This essay was jointly written by Peter Hurford and Marcus A. Davis.
Rethink Charity is excited to announce our new project, Rethink Priorities, which is dedicated to doing foundational research on neglected causes in a highly empirical and transparent manner. This work will begin this year, beginning with a focus on lessons that can be taken from analyzing vaccinations as an intervention in the developing world and animal welfare corporate campaigns.
This work will be led by Marcus A. Davis and Peter Hurford, with Marcus working full-time and Peter working part-time.
Marcus is a co-founder of Charity Entrepreneurship and Charity Science Health, where he systematically analyzed global poverty interventions, led cost-effectiveness analyses, and oversaw all technical aspects of the project. Before joining the Charity Science team, he ran Effective Altruism Chicago and worked with LEAN coordinating outreach to local EA groups around the globe.
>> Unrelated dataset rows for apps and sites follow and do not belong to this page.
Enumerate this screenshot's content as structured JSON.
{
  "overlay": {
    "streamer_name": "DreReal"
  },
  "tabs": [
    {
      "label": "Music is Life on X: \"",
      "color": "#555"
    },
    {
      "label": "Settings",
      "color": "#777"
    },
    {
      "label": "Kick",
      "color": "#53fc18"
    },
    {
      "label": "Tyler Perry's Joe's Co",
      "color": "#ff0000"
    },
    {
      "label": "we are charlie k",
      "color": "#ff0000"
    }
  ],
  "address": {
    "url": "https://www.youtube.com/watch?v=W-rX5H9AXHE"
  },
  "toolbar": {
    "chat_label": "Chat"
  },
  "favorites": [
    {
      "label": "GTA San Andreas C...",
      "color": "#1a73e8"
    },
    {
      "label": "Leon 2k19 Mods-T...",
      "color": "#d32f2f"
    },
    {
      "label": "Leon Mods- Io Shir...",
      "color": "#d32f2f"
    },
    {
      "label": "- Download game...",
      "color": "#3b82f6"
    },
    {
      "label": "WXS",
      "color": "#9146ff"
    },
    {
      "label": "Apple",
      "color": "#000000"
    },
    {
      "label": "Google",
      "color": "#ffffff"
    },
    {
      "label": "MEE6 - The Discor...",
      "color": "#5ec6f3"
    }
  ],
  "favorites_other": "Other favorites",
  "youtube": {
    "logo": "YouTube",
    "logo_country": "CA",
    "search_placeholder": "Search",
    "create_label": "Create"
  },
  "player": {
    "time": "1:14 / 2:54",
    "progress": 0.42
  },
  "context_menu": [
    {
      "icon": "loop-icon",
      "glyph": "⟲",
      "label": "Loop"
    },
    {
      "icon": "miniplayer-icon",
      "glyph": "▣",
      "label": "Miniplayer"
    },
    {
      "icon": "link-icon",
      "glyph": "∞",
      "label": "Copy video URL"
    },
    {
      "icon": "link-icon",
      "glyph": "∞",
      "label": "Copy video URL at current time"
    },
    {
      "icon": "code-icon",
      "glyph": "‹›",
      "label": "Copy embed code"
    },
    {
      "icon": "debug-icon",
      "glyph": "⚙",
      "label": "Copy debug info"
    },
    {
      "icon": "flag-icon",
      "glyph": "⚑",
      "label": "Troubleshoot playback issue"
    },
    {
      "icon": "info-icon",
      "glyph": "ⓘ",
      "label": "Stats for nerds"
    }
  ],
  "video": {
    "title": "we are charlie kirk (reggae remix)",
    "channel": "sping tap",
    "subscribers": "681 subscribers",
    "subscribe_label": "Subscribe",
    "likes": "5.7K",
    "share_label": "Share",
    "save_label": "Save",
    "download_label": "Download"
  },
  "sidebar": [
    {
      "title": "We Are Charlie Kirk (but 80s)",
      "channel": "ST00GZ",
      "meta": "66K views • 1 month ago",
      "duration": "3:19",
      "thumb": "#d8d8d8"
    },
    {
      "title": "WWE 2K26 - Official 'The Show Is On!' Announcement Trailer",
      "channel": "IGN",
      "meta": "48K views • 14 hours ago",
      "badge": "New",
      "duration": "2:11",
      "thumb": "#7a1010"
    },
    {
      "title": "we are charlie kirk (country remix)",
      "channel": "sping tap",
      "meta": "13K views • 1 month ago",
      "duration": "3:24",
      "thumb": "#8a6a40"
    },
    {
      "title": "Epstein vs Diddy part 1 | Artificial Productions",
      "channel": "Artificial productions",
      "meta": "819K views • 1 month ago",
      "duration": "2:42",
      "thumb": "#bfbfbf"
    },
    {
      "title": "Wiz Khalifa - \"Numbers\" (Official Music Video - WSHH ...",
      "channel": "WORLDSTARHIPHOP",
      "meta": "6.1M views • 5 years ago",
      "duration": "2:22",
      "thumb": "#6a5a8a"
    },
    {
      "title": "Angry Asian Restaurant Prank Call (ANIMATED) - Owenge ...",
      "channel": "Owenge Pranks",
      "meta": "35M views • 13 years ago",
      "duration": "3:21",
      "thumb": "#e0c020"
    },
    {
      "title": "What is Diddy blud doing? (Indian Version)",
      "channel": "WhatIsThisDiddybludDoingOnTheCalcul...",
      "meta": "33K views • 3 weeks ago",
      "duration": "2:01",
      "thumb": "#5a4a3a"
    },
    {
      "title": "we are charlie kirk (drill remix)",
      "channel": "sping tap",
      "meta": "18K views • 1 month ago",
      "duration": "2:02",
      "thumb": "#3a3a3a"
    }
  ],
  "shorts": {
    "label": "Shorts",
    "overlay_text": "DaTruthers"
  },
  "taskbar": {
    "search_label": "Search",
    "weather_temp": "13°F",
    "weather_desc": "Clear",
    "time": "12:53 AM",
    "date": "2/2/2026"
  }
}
Peter is a data scientist working from Chicago. He co-founded Rethink Charity, and is on the board of Charity Science and Animal Charity Evaluators. He has reviewed and produced research on cause prioritization and effective altruism since 2013.
In doing this research, we focus on the following principles:
- Generating new insight and knowledge in addition to synthesizing existing research. We’re focused more on producing cutting-edge content rather than summarizing existing content.
- Publishing shorter and more digestible information more frequently, rather than publishing sprawling research less frequently. By taking the same amount of information and breaking it down into “minimal publishing units,” we make it easier for ourselves and others to understand and build upon, and get quicker feedback loops.
- Emphasizing quick feedback loops trying to go from initial research to an initial publication in about a month.
- Seeking tractability in research by looking for questions that we may be able to make meaningful progress on. We’ll hack away on the edges, so to speak.
- Keeping all research in touch with the bigger picture, building upon individual publications to try to answer key questions.
- Finding new opportunities over creating more ranked lists of existing opportunities. We predict improving on existing uncertain ranking methods is less effective than finding directions that have been previously neglected in EA. We’re unlikely to convince people of the number one cause, but we might find something others have not thought about.
- Tracking the impact of our research to help us make key decisions. We have plans to do follow-up reviews on all our research, including surveys to determine the influence of the research.
- Shutting the project down if it doesn’t generate impact to avoid wasting our time and effort. We are pre-committing to an initial six month test phase and pivoting as necessary. We will completely shut down if there’s no discernable impact within the first year. If our work isn’t helping others make better decisions, we should try something else.
Right now, our research agenda is focused on:
- trying to learn how to apply cost-effectiveness frameworks to uncertain domains. (As an example, see our first post on vaccine research and development.)
- prioritization and research work within interventions aimed at nonhuman animals (as research progress here looks uniquely tractable compared to other cause areas)
- assisting LEAN and SHIC in gathering evidence about EA movement building (as research here looks tractable and neglected)
What we’ve done so far:
- How Much Does it Cost to Research and Develop a Vaccine?
- How Much Does it Cost to Roll-out a Vaccine?
- What is Animal Farming in Rural Zambia Like? A Site Visit
Our research agenda and approach are still in the very early stages and may change significantly as we grow and learn.